•Oct. 30 at Illinois—This figures to be a great day for any Hawkeye fan who has a birthday, or wants to find any other reason to celebrate. Talk about a guy who has let football pass him by! Illinois coach Ron Turner is that man, and he’s a heck of a lot younger than Paterno. Turner has former Hawkeye Jon Beutjer at quarterback, but that won’t make a bit of difference at Illinois’ Memorial Stadium. Beutjer can’t play defense or keep the wolves from howling at Turner’s door. Iowa 40, Illinois 28.

•Nov. 6 against Purdue at Iowa City--This will be the best game of Iowa’s season. There’s a lot of motivation for the Hawkeyes. Kyle Orton of Altoona, the Purdue quarterback who’s going to win the Heisman Trophy, comes into Kinnick Stadium to challenge Iowa’s defense. Orton will play very well, but the Hawkeyes will play better. I’m still trying to decide if the game will go into overtime. Check with me in a couple of weeks on that. Iowa hasn’t lost to Purdue in Iowa City since 1992. From 1961 through 1980, the Hawkeyes somehow found ways to lose 20 consecutive games in this series. But those days are gone—hopefully forever. Iowa 27, Purdue 24.

•Nov. 13 at Minnesota—This one makes me nervous. Very nervous. This isn’t exactly a Minnesota team of Bernie Bierman and Bronko Nagurski proportions, but coach Glen Mason has somehow worked some magic with the program. There’s a lot riding on this game, of course. One is keeping the Hawkeye fans happy who will fill half the Metrodome in Minneapolis. The other is making sure Floyd of Rosedale, the bronze pig that is awarded to the winning team, remains in a good frame of mind. Floyd has spent the last three years in hog heaven at Iowa City after Mason’s defense gave up 42, 45 and 40 points to Iowa. I’m going to encourage Floyd to wear flannel boxer shorts for the trip north so he won’t be freezing anything off, and I’m figuring on him bringing the shorts back That means Iowa must pull a big-time upset in this game. Iowa 33, Minnesota 30.

•Nov. 20 against Wisconsin at Iowa City—This will be an emotional day at Kinnick Stadium. Barry Alvarez, a former Iowa assistant coach, has an outstanding team at Wisconsin. His defensive coordinator is Bret Bielema, a former Iowa player and assistant. Alvarez knows a few things about defense himself, and his team will show it on a crisp, sunny afternoon. Even though the final score is Wisconsin 17, Iowa 10, the Hawkeyes’ 7-4 record will be good enough to put them into their fourth straight bowl game under coach Kirk Ferentz.
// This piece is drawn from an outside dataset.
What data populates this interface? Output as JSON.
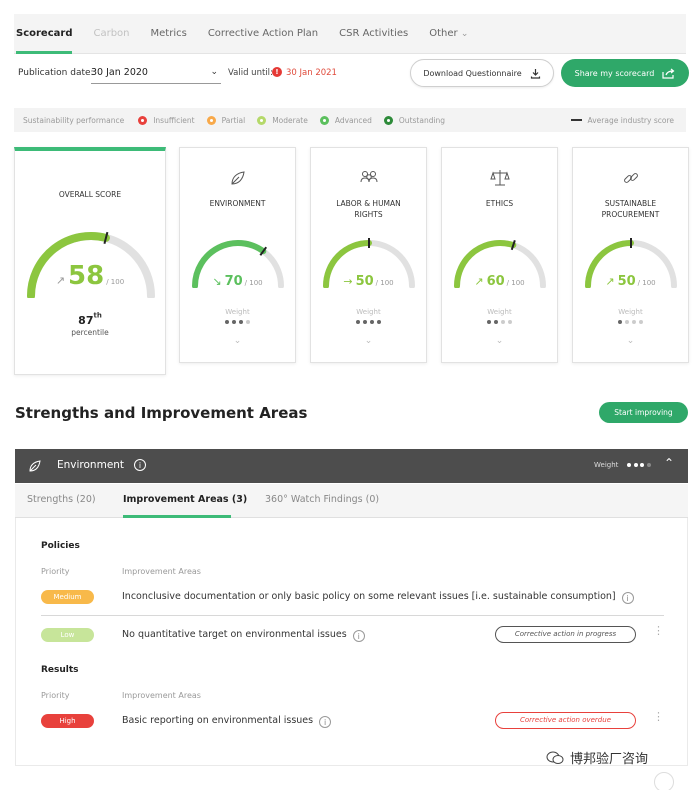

The University of Iowa is doing a very nice thing tomorrow.

Bill Reichardt, who died earlier this year, has been named the honorary captain for the homecoming football game against Michigan State.

The all-America fullback did something in 1951 that happens only in the dreams of other players.

Although his Iowa team didn't win a Big Ten game, Reichardt was named the conference's most valuable player.

In that season, the Hawkeyes had a 2-5-2 reocrd overall and were 0-5-1 in the Big Ten. The victories were over Kansas State, 16-0, and Pittsburgh, 34-17, and the ties were with Minnesota, 20-20, and Notre Dame, 20-20.

Reichardt's family--wife Sue, sons Doug and Duke and daughter Barb--will accompany Iowa's captains to the center of the field for the coin toss prior to tomorrow's game.

I talked to Bill plenty of times over the years about his days as an Iowa player and about football and life in general.

When I was researching my book, "Tales from the Iowa Sidelines," Reichardt told me he was "the highest illegally-paid player in the history of Iowa football."

The guy loved telling that story.

I know he'll be watching tomorrow, and he'll be a very proud man.

Vol. 4, No. 261
Oct. 1, 2004